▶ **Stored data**
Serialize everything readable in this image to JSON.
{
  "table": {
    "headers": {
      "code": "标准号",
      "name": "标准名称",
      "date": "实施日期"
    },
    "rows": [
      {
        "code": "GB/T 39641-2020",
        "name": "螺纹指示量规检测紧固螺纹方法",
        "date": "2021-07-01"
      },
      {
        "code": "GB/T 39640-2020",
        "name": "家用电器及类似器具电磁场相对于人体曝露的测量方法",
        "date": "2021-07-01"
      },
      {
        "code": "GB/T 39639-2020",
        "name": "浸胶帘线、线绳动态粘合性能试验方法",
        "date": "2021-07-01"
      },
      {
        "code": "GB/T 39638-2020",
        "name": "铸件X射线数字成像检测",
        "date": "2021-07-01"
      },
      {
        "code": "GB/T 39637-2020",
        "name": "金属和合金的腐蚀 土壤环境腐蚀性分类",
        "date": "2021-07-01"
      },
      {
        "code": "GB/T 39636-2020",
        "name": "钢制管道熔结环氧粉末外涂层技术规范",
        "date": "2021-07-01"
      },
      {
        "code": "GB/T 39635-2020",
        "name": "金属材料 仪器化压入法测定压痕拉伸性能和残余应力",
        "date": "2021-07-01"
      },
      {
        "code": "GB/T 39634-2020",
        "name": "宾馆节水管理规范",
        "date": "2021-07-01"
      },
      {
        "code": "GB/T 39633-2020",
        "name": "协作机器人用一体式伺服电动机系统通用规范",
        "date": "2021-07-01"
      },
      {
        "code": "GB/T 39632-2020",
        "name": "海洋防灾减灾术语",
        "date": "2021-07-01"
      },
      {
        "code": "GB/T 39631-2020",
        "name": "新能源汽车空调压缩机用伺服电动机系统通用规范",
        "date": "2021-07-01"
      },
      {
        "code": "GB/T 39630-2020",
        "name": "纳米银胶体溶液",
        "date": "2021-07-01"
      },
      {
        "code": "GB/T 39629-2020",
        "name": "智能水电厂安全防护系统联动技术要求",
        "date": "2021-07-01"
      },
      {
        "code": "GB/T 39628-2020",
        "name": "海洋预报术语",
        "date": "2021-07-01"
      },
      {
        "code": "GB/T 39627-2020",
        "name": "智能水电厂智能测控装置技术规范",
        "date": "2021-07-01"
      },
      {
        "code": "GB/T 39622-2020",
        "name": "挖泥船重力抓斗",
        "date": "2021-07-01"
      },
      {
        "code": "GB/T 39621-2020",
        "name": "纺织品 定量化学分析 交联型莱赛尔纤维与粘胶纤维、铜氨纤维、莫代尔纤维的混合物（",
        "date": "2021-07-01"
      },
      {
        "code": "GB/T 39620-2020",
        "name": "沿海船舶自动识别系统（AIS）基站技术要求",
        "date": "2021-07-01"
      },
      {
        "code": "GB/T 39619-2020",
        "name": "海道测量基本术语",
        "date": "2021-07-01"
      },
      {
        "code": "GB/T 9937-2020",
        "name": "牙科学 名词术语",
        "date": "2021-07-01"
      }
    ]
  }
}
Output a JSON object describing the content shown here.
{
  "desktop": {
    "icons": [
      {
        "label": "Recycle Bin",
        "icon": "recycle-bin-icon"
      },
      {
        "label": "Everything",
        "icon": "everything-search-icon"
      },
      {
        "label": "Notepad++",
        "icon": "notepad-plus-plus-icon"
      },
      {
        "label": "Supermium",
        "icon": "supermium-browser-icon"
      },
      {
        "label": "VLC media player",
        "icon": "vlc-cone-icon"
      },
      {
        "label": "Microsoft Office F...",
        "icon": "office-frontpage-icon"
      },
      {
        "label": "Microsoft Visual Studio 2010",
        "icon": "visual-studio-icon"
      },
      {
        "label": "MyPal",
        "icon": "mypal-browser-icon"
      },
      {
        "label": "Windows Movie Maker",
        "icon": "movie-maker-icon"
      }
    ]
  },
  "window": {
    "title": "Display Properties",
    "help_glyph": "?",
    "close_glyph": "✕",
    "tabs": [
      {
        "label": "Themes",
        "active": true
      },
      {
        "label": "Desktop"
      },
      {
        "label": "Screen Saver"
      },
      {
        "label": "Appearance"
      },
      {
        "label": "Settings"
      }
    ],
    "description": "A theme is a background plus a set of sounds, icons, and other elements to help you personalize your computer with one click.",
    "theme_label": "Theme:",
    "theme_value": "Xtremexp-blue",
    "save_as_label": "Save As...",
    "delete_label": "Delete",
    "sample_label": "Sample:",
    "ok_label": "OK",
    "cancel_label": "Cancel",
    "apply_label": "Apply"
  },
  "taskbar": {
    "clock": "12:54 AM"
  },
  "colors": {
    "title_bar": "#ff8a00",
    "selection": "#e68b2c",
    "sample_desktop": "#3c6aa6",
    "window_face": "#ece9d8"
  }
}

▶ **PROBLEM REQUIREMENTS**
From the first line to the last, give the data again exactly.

▶ **TASK RESPONSE**
Serialize everything readable in this image to JSON.
{
  "table": {
    "headers": {
      "code": "标准号",
      "name": "标准名称",
      "date": "实施日期"
    },
    "rows": [
      {
        "code": "GB/T 39641-2020",
        "name": "螺纹指示量规检测紧固螺纹方法",
        "date": "2021-07-01"
      },
      {
        "code": "GB/T 39640-2020",
        "name": "家用电器及类似器具电磁场相对于人体曝露的测量方法",
        "date": "2021-07-01"
      },
      {
        "code": "GB/T 39639-2020",
        "name": "浸胶帘线、线绳动态粘合性能试验方法",
        "date": "2021-07-01"
      },
      {
        "code": "GB/T 39638-2020",
        "name": "铸件X射线数字成像检测",
        "date": "2021-07-01"
      },
      {
        "code": "GB/T 39637-2020",
        "name": "金属和合金的腐蚀 土壤环境腐蚀性分类",
        "date": "2021-07-01"
      },
      {
        "code": "GB/T 39636-2020",
        "name": "钢制管道熔结环氧粉末外涂层技术规范",
        "date": "2021-07-01"
      },
      {
        "code": "GB/T 39635-2020",
        "name": "金属材料 仪器化压入法测定压痕拉伸性能和残余应力",
        "date": "2021-07-01"
      },
      {
        "code": "GB/T 39634-2020",
        "name": "宾馆节水管理规范",
        "date": "2021-07-01"
      },
      {
        "code": "GB/T 39633-2020",
        "name": "协作机器人用一体式伺服电动机系统通用规范",
        "date": "2021-07-01"
      },
      {
        "code": "GB/T 39632-2020",
        "name": "海洋防灾减灾术语",
        "date": "2021-07-01"
      },
      {
        "code": "GB/T 39631-2020",
        "name": "新能源汽车空调压缩机用伺服电动机系统通用规范",
        "date": "2021-07-01"
      },
      {
        "code": "GB/T 39630-2020",
        "name": "纳米银胶体溶液",
        "date": "2021-07-01"
      },
      {
        "code": "GB/T 39629-2020",
        "name": "智能水电厂安全防护系统联动技术要求",
        "date": "2021-07-01"
      },
      {
        "code": "GB/T 39628-2020",
        "name": "海洋预报术语",
        "date": "2021-07-01"
      },
      {
        "code": "GB/T 39627-2020",
        "name": "智能水电厂智能测控装置技术规范",
        "date": "2021-07-01"
      },
      {
        "code": "GB/T 39622-2020",
        "name": "挖泥船重力抓斗",
        "date": "2021-07-01"
      },
      {
        "code": "GB/T 39621-2020",
        "name": "纺织品 定量化学分析 交联型莱赛尔纤维与粘胶纤维、铜氨纤维、莫代尔纤维的混合物（",
        "date": "2021-07-01"
      },
      {
        "code": "GB/T 39620-2020",
        "name": "沿海船舶自动识别系统（AIS）基站技术要求",
        "date": "2021-07-01"
      },
      {
        "code": "GB/T 39619-2020",
        "name": "海道测量基本术语",
        "date": "2021-07-01"
      },
      {
        "code": "GB/T 9937-2020",
        "name": "牙科学 名词术语",
        "date": "2021-07-01"
      }
    ]
  }
}
Output a JSON object describing the content shown here.
{
  "desktop": {
    "icons": [
      {
        "label": "Recycle Bin",
        "icon": "recycle-bin-icon"
      },
      {
        "label": "Everything",
        "icon": "everything-search-icon"
      },
      {
        "label": "Notepad++",
        "icon": "notepad-plus-plus-icon"
      },
      {
        "label": "Supermium",
        "icon": "supermium-browser-icon"
      },
      {
        "label": "VLC media player",
        "icon": "vlc-cone-icon"
      },
      {
        "label": "Microsoft Office F...",
        "icon": "office-frontpage-icon"
      },
      {
        "label": "Microsoft Visual Studio 2010",
        "icon": "visual-studio-icon"
      },
      {
        "label": "MyPal",
        "icon": "mypal-browser-icon"
      },
      {
        "label": "Windows Movie Maker",
        "icon": "movie-maker-icon"
      }
    ]
  },
  "window": {
    "title": "Display Properties",
    "help_glyph": "?",
    "close_glyph": "✕",
    "tabs": [
      {
        "label": "Themes",
        "active": true
      },
      {
        "label": "Desktop"
      },
      {
        "label": "Screen Saver"
      },
      {
        "label": "Appearance"
      },
      {
        "label": "Settings"
      }
    ],
    "description": "A theme is a background plus a set of sounds, icons, and other elements to help you personalize your computer with one click.",
    "theme_label": "Theme:",
    "theme_value": "Xtremexp-blue",
    "save_as_label": "Save As...",
    "delete_label": "Delete",
    "sample_label": "Sample:",
    "ok_label": "OK",
    "cancel_label": "Cancel",
    "apply_label": "Apply"
  },
  "taskbar": {
    "clock": "12:54 AM"
  },
  "colors": {
    "title_bar": "#ff8a00",
    "selection": "#e68b2c",
    "sample_desktop": "#3c6aa6",
    "window_face": "#ece9d8"
  }
}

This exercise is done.